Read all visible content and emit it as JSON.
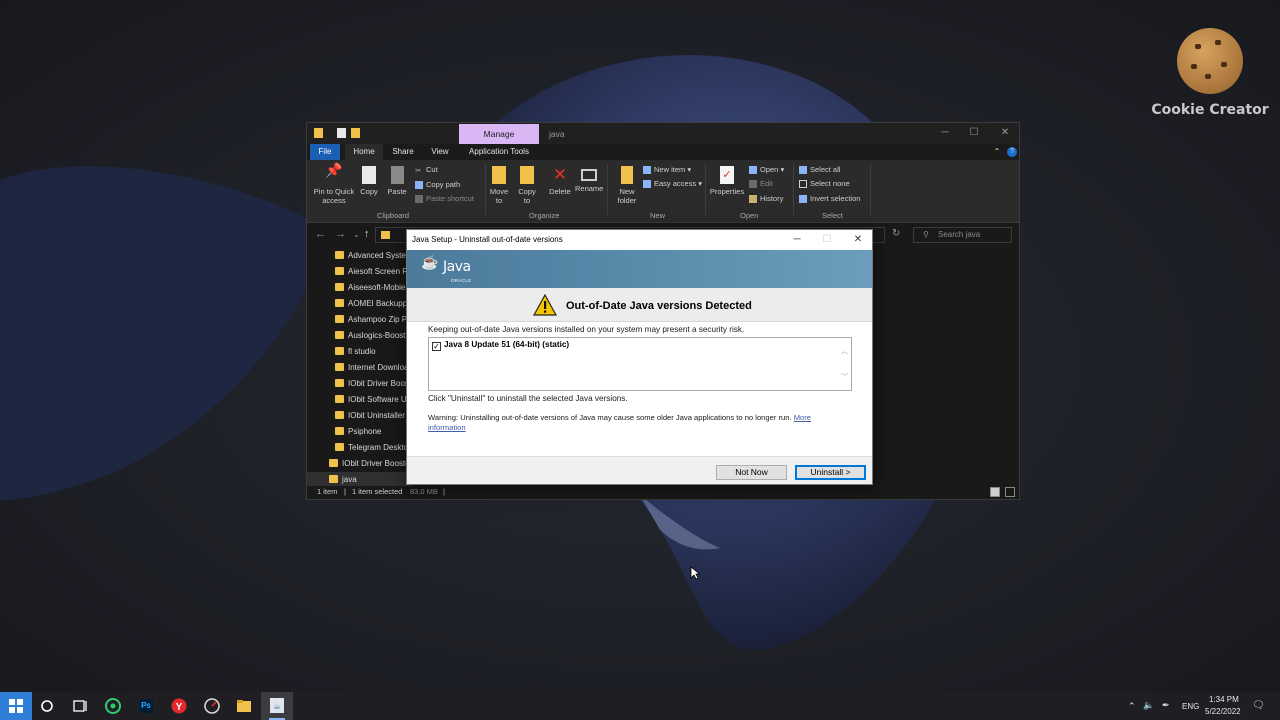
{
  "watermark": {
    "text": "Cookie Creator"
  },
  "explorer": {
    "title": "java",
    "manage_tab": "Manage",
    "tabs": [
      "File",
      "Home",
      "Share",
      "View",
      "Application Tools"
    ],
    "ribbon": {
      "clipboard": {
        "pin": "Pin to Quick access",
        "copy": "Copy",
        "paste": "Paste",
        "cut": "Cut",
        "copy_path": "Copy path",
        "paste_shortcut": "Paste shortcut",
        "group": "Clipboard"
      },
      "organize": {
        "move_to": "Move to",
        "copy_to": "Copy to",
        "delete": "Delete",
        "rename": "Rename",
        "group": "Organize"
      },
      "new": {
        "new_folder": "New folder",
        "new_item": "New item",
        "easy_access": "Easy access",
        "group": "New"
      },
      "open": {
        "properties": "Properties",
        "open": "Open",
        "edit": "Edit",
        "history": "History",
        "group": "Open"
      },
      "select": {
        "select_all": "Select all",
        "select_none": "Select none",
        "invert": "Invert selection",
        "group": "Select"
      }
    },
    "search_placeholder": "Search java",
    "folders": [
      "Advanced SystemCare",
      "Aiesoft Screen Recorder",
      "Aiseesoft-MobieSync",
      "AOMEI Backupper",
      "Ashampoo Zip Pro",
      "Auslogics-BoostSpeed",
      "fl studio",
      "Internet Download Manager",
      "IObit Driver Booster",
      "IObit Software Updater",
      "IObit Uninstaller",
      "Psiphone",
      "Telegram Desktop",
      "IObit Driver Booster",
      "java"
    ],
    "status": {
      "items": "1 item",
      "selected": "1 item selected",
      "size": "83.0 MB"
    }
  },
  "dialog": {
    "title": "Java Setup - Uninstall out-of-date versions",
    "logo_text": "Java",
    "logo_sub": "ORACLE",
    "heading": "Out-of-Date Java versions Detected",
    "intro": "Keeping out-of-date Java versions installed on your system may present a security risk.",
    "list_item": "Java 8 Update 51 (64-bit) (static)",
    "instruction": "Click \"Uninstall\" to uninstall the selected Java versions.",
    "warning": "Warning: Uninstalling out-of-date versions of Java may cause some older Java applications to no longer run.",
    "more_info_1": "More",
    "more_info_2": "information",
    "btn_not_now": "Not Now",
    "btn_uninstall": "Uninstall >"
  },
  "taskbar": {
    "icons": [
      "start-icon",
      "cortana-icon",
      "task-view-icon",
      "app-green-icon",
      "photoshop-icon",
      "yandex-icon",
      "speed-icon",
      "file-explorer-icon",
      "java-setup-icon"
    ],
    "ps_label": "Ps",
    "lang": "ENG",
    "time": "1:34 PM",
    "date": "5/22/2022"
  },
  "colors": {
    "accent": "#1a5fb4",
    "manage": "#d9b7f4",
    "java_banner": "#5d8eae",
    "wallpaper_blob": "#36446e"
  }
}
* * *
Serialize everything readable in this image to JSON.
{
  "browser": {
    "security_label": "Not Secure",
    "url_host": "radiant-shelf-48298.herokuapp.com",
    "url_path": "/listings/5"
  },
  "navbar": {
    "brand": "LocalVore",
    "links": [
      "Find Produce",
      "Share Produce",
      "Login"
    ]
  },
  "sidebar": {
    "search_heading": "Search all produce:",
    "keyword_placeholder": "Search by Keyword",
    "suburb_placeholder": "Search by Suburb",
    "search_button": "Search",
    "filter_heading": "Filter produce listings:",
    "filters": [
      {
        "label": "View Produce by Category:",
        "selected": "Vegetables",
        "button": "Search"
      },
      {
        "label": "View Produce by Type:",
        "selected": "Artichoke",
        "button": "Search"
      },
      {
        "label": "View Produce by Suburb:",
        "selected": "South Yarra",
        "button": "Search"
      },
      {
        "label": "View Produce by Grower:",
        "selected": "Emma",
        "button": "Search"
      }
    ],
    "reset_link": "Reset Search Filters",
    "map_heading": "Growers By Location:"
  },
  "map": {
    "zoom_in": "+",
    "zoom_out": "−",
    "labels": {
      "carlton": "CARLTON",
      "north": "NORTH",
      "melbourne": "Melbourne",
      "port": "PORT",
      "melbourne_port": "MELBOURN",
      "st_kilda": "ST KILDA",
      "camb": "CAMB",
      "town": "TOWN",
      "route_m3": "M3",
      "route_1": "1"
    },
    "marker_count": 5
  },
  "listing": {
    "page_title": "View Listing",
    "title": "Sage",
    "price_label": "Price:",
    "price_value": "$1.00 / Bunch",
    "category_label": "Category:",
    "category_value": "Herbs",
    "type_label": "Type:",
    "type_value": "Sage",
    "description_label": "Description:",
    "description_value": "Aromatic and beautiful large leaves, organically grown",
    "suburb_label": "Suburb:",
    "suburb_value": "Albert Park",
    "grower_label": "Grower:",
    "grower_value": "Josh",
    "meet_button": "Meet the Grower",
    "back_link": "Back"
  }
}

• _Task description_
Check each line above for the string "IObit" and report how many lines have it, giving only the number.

• _Worked solution_
4